I'll take a shot in the dark here.
Leute - People as in: "There's a lot of people here tonight", "Why are people so stupid?". Menschen - People as in: "People are the creation of God", "People are also animals". Volk - People as in: "The German people were unified", "A Jewish State for the Jewish people".
In English, stative (non-continuous) verbs are not used in continuous tenses such as the present continuous "I am liking". "To like" is a stative verb because it expresses a state, not an action.
This website has tables of verbs that are stative (non-continuous) and dual (both stative and dynamic, depending on context):
This is a handy summary of stative verbs grouped by concept:
- Verbs that show thought - believe, doubt, know, understand etc.
- Verbs that show possession - have, own, want, contain etc.
- Verbs that show senses - hear, see, smell etc.
Verbs that show emotion - love, hate, want, need etc.
In English, stative (non-continuous) verbs are not used in continuous tenses
Were you wanting to say in England perhaps? ;-)
In Scotland and North Wales use of the progressive is very common, although the example offered by Frederichtig would be an unusual translation of the sentence at hand, outwith the West Indies at least.
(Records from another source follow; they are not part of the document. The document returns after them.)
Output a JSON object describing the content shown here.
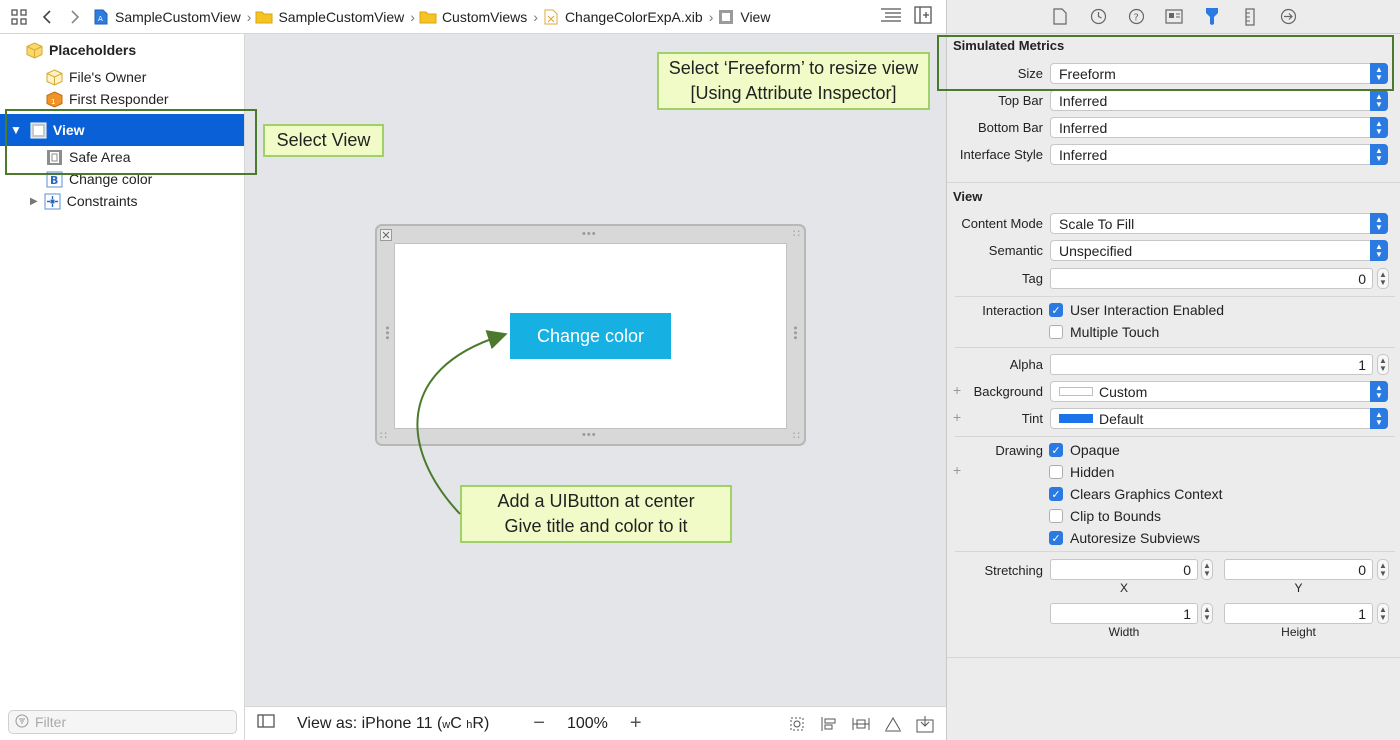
{
  "jumpbar": {
    "crumbs": [
      "SampleCustomView",
      "SampleCustomView",
      "CustomViews",
      "ChangeColorExpA.xib",
      "View"
    ]
  },
  "navigator": {
    "placeholders": "Placeholders",
    "files_owner": "File's Owner",
    "first_responder": "First Responder",
    "view": "View",
    "safe_area": "Safe Area",
    "change_color": "Change color",
    "constraints": "Constraints",
    "filter_placeholder": "Filter"
  },
  "canvas": {
    "button_title": "Change color",
    "button_color": "#16b0e2",
    "view_as": "View as: iPhone 11",
    "size_class_w": "w",
    "size_class_w_value": "C",
    "size_class_h": "h",
    "size_class_h_value": "R",
    "zoom": "100%"
  },
  "inspector": {
    "simulated_metrics": {
      "title": "Simulated Metrics",
      "size_label": "Size",
      "size_value": "Freeform",
      "top_bar_label": "Top Bar",
      "top_bar_value": "Inferred",
      "bottom_bar_label": "Bottom Bar",
      "bottom_bar_value": "Inferred",
      "interface_style_label": "Interface Style",
      "interface_style_value": "Inferred"
    },
    "view": {
      "title": "View",
      "content_mode_label": "Content Mode",
      "content_mode_value": "Scale To Fill",
      "semantic_label": "Semantic",
      "semantic_value": "Unspecified",
      "tag_label": "Tag",
      "tag_value": "0",
      "interaction_label": "Interaction",
      "user_interaction": "User Interaction Enabled",
      "user_interaction_checked": true,
      "multiple_touch": "Multiple Touch",
      "multiple_touch_checked": false,
      "alpha_label": "Alpha",
      "alpha_value": "1",
      "background_label": "Background",
      "background_value": "Custom",
      "tint_label": "Tint",
      "tint_value": "Default",
      "tint_color": "#1a73e8",
      "drawing_label": "Drawing",
      "opaque": "Opaque",
      "opaque_checked": true,
      "hidden": "Hidden",
      "hidden_checked": false,
      "clears_graphics": "Clears Graphics Context",
      "clears_graphics_checked": true,
      "clip_to_bounds": "Clip to Bounds",
      "clip_to_bounds_checked": false,
      "autoresize": "Autoresize Subviews",
      "autoresize_checked": true,
      "stretching_label": "Stretching",
      "stretch_x": "0",
      "stretch_y": "0",
      "stretch_width": "1",
      "stretch_height": "1",
      "x_label": "X",
      "y_label": "Y",
      "width_label": "Width",
      "height_label": "Height"
    }
  },
  "annotations": {
    "select_view": "Select View",
    "freeform_line1": "Select ‘Freeform’ to resize view",
    "freeform_line2": "[Using Attribute Inspector]",
    "button_line1": "Add a UIButton at center",
    "button_line2": "Give title and color to it"
  },
  "colors": {
    "selection": "#0a60d6",
    "accent": "#2a7ae2",
    "note_fill": "#f1fbc7",
    "note_border": "#9fd168",
    "highlight": "#4c7a2c"
  }
}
As far as I've been able to gather, it is closer to meaning humans than people. "I like people" should be "Ich mag Leute", if im not mistaken. If I am, I blame Duolingo. In a later lesson, it wouldn't accept "Menschen" as a translation of "People" and it forced me to use "Leute"... However I have seen a German show where they refer to a person as "Mensch", so I'm a little unclear on it as well.